My former law partner, Ed Cook and his dear wife Betty, drove all the way up from their retirement home in Texas to attend. Chancellor Doug Christensen and Senior Vice Chancellor for academic affairs Charles Bicek attended also. Chair of the political science department, Professor Diane L. Duffin, presided over the ceremonies with a wit and dry humor that I enjoyed. She also went out of her way to make my stay truly enjoyable. My dear friend, Professor Peter Longo, introduced me with overly generous remarks. I was touched and flattered by the kindness shown by all.
Bill Kelly, Senior Producer at NET Television & Radio, recorded the event for posterity. (Only the gods know why.) Bill was a good sport and allowed me to incorporate him into my shtick.
My formal presentation asked whether Nebraska’s first federal judge, Elmer Scipio Dundy, was an activist judge for his ruling in the Standing Bear case. I have written about that issue before in these pages. Like most speeches given from a manuscript, my talk was dry but politely received.
After my formal presentation, there was a question and answer session. That was fun. There were great questions and a good deal of laughter. I really enjoyed the exchange, and was particularly impressed by the quality of the questions from the students and faculty.
The only “downside”to the whole affair was the presentation of a collection of old photographs of my college years. Those photographs reminded me of what a callow young man I was 40+ years ago.
In 1965, I came to Kearney State College from Ohio never once having seen the place before. I suspect that I am the only person ever admitted to the college on academic probation. Four years later, the world of the mind had been revealed to me. I owe my alma mater* more than I can ever repay.

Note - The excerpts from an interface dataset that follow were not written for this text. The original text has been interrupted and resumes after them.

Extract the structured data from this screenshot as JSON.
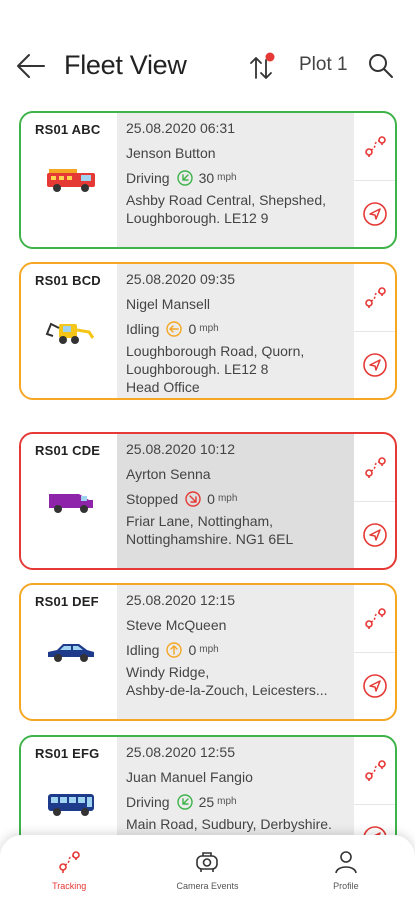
{
  "header": {
    "title": "Fleet View",
    "plot_label": "Plot 1",
    "back_icon": "arrow-left-icon",
    "sort_icon": "sort-icon",
    "search_icon": "search-icon"
  },
  "colors": {
    "accent": "#e53935",
    "driving": "#3db34a",
    "idling": "#f5a623",
    "stopped": "#e53935"
  },
  "vehicles": [
    {
      "reg": "RS01 ABC",
      "datetime": "25.08.2020  06:31",
      "driver": "Jenson Button",
      "status": "Driving",
      "speed": "30",
      "speed_unit": "mph",
      "address": "Ashby Road Central, Shepshed,\nLoughborough. LE12 9",
      "vehicle_icon": "fire-engine-icon",
      "status_color": "green"
    },
    {
      "reg": "RS01 BCD",
      "datetime": "25.08.2020  09:35",
      "driver": "Nigel Mansell",
      "status": "Idling",
      "speed": "0",
      "speed_unit": "mph",
      "address": "Loughborough Road, Quorn,\nLoughborough. LE12 8\nHead Office",
      "vehicle_icon": "excavator-icon",
      "status_color": "orange"
    },
    {
      "reg": "RS01 CDE",
      "datetime": "25.08.2020  10:12",
      "driver": "Ayrton Senna",
      "status": "Stopped",
      "speed": "0",
      "speed_unit": "mph",
      "address": "Friar Lane, Nottingham,\nNottinghamshire. NG1 6EL",
      "vehicle_icon": "van-icon",
      "status_color": "red"
    },
    {
      "reg": "RS01 DEF",
      "datetime": "25.08.2020  12:15",
      "driver": "Steve McQueen",
      "status": "Idling",
      "speed": "0",
      "speed_unit": "mph",
      "address": "Windy Ridge,\nAshby-de-la-Zouch, Leicesters...",
      "vehicle_icon": "car-icon",
      "status_color": "orange"
    },
    {
      "reg": "RS01 EFG",
      "datetime": "25.08.2020  12:55",
      "driver": "Juan Manuel Fangio",
      "status": "Driving",
      "speed": "25",
      "speed_unit": "mph",
      "address": "Main Road, Sudbury, Derbyshire.",
      "vehicle_icon": "bus-icon",
      "status_color": "green"
    }
  ],
  "tabbar": {
    "tabs": [
      {
        "label": "Tracking",
        "icon": "tracking-icon",
        "active": true
      },
      {
        "label": "Camera Events",
        "icon": "camera-icon",
        "active": false
      },
      {
        "label": "Profile",
        "icon": "profile-icon",
        "active": false
      }
    ]
  }
}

Thursday evening reminded me of my debt.
*Roughly translated from Latin, alma mater means “kind mother.” That was certainly true for me.